 12-17 9040 39.4 (37.5–41.4)
Sex   
 Male 11700 51.2 (49.3–53.1)
 Female 11200 48.8 (46.9–50.7)
Level of relative isolation   
 None 7830 34.2 (31.6–36.9)
 Low 5590 24.4 (21.8–27.1)
 Moderate 4680 20.4 (17.1–24.0)
 High 2550 11.2 (8.4–14.4)
 Extreme 2260 9.8 (7.1–13.0)
  1. a Numbers are weighted estimates of the population of Aboriginal children in each category, and have been rounded. Proportions are based on all Aboriginal children aged 4–17 years (N = 22900). The frequencies of missing responses have not been reported.
  2. b Includes those who had not attended an educational institution.
  3. c Highest occupational class of primary and secondary carers.
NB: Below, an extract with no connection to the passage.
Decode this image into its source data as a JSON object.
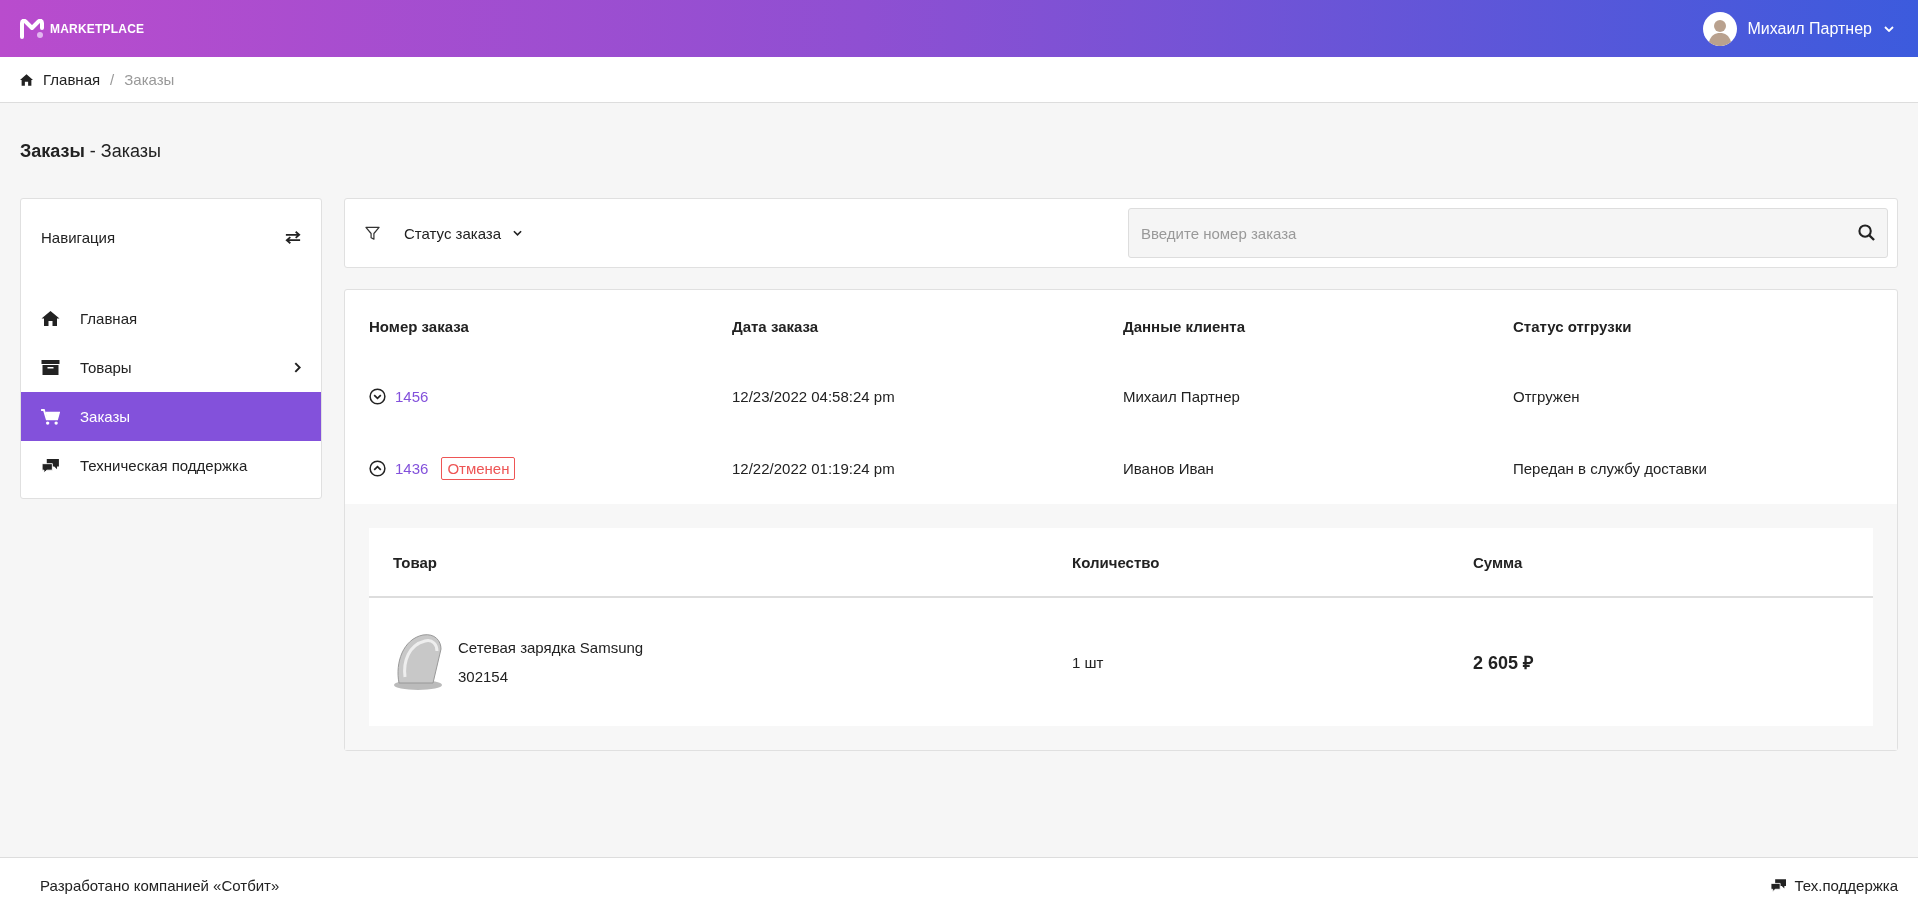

Occupation categories have been dichotomised based on skill levels defined in the Australian Standard Classification of Occupations, second edition. ‘Managers and professionals’ include occupational skill levels 1 & 2. ‘Tradespersons, clerical workers and labourers’ include occupational skill levels 3–5.
  4. d Customised version of the index of relative socioeconomic disadvantage that forms part of the Australian Bureau of Statistics’ Socioeconomic Index for Areas (SEIFA) product. Quintiles were determined based on the distribution of values for all Australian CDs.
  5. e Biddle’s Index of Relative Indigenous Socioeconomic Outcomes. The index was derived using the characteristics of Aboriginal persons only and quintiles were determined based on the distribution of values for all Australian Indigenous Areas.